=== ACTIVITY ===
Copy every entry below verbatim, except for images.
DATA START
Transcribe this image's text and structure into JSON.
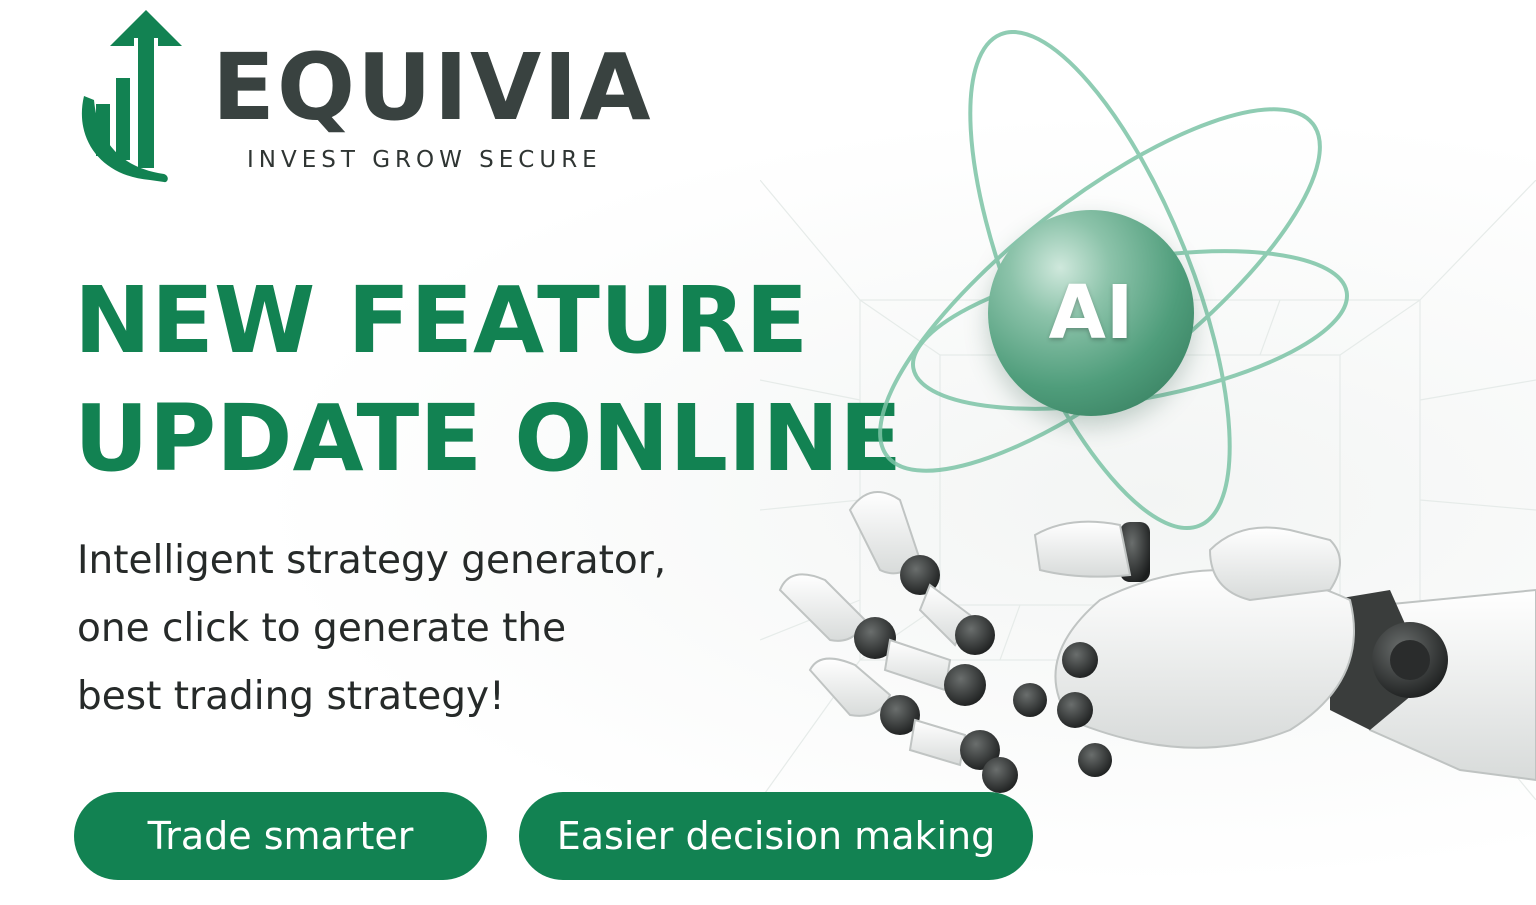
{
  "brand": {
    "name": "EQUIVIA",
    "tagline": "INVEST GROW SECURE"
  },
  "headline": {
    "line1": "NEW FEATURE",
    "line2": "UPDATE ONLINE"
  },
  "description": {
    "line1": "Intelligent strategy generator,",
    "line2": "one click to generate the",
    "line3": "best trading strategy!"
  },
  "badges": {
    "primary": "Trade smarter",
    "secondary": "Easier decision making"
  },
  "orb": {
    "label": "AI"
  },
  "colors": {
    "brand_green": "#128252",
    "dark_gray": "#394240",
    "orbit_green": "#7cc4a6"
  },
  "icons": {
    "logo": "growth-arrow-bars-icon",
    "orbits": "atom-orbit-icon",
    "hand": "robot-hand-illustration"
  }
}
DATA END
=== TASK RESPONSE ===
Transcribe this image's text and structure into JSON.
{
  "brand": {
    "name": "EQUIVIA",
    "tagline": "INVEST GROW SECURE"
  },
  "headline": {
    "line1": "NEW FEATURE",
    "line2": "UPDATE ONLINE"
  },
  "description": {
    "line1": "Intelligent strategy generator,",
    "line2": "one click to generate the",
    "line3": "best trading strategy!"
  },
  "badges": {
    "primary": "Trade smarter",
    "secondary": "Easier decision making"
  },
  "orb": {
    "label": "AI"
  },
  "colors": {
    "brand_green": "#128252",
    "dark_gray": "#394240",
    "orbit_green": "#7cc4a6"
  },
  "icons": {
    "logo": "growth-arrow-bars-icon",
    "orbits": "atom-orbit-icon",
    "hand": "robot-hand-illustration"
  }
}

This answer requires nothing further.